School's out! It's a hot day, so you, your siblings and schoolmates head down to the beach to cool off in the sea, muck about and amble home, you even scrump some apples from an orchard and get into a bit of bother with a grumpy old man. Just your everyday tale of teenage school children… except that we are in modern day Turkey.
Mustang is the compelling story of five orphaned teenage sisters, who have lived with their grandmother for a decade in a large and remote house in rural Turkey. The girls are Nur, Ece, Selma, Sonay and the youngest Lale (Güne? ?ensoy), who is maybe 12, small, into football and picked on. All are hauntingly beautiful and elegant.
Key to this film's amazing strength are the relationships as depicted by Güne? ?ensoy, Do?a Do?u?lu, Elit I?can, Tu?ba Sun Guro?lu, and Ilayda Akdo?an – the 5 girls who play the sisters – only one of whom had ever acted before.
The family is not poor, but it is conservative and the older generation is sensitive to the criticisms of nosey village neighbours. So, when it is reported that the girls have been seen in the sea (with their clothes on) on the shoulders of a group of local boys– the immediate (and initially comically bewildered) inference is that they have been 'pleasuring themselves' and so all hell breaks loose!
Granny is mortified and so shocked that she begins to pull each girl into the front parlour in order of age for a beating; until that is the youngest child, Lale, a natural subversive, runs outside to break up and set fire to some furniture because their arses had been in contact with it.
This cues the arrival of their uncle, the reptilian Erol, a bachelor who comes to live at home in order to visibly assert patriarchal authority (plus he's a bully and a brute). The girls' behaviour is judged to have been the result of their grandmother's failure to do a proper job; the girls are dangerous and out of control, sexual objects only, who need to be safely married off and so neutralised.
Such is the family's obsession with virginity before marriage that the three elder girls are subjected to virginity tests at a local hospital.
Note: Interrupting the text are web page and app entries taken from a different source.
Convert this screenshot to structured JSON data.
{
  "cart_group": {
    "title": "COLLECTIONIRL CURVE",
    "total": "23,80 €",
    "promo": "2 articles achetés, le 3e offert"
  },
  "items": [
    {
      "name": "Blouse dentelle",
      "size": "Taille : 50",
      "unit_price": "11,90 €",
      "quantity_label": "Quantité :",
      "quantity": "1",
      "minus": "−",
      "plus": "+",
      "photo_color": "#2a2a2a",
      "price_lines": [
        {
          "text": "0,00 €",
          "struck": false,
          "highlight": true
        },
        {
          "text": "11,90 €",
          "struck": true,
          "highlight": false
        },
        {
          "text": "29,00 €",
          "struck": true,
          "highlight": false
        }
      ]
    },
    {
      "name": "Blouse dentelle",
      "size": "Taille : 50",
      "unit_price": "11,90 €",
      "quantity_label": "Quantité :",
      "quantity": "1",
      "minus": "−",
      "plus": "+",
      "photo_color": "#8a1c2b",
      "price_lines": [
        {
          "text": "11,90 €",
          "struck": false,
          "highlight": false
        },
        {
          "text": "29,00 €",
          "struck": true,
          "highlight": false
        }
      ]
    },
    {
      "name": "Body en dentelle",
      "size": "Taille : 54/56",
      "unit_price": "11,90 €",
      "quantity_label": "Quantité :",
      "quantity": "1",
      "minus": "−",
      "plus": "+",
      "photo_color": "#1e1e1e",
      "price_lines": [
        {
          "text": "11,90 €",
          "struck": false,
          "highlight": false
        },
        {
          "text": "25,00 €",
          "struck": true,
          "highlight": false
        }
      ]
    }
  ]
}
Superb cinematography and acting capture the tactile intimacy of the incarcerated sisters – they sprawl and swim – only now on mattresses and blankets in the bedroom which substitute for the sea and waves, their limbs entwine, as their life choices are determined for them in the parlour over tea and sweet biscuits.
Sport is used with a sharp twist to hilariously invert the menfolk's power both metaphorically and (with an 'aunt's' intervention) literally, but while we laugh at the comedy, there remains an underlying edge of the seat tension.
The levels of repression and incarceration increase by degrees, with western clothing, phones (mobiles and landlines), computers and other liberal influences put away under lock and key; windows become barred, walls are built higher and this inexorably leads to tension, rebellion, misery and, ultimately, tragedy.
One by one the sisters are to be married off, whether they like it or not. The older girls can do little to resist the intense family pressure and social rituals which surround traditional and shockingly speedy matchmaking.
Lale is wonderfully rebellious and determined not to submit to these new restrictions, and her narration guides us as events drive to a fraught and thrilling denouement.
It's a wonderful film, beautifully made and a compelling argument against the suffocation and subjugation of women's rights and identities.
Writer-director Deniz Gamze Ergüven and her French co-writer, Alice Winocour, approach this labour of love with a light touch; the more shocking scenes are most impactful because they take place off-camera, but there is enough humour that tensions are skilfully suspended albeit momentarily only for one's anger to return the more sharply honed on the girls' behalf.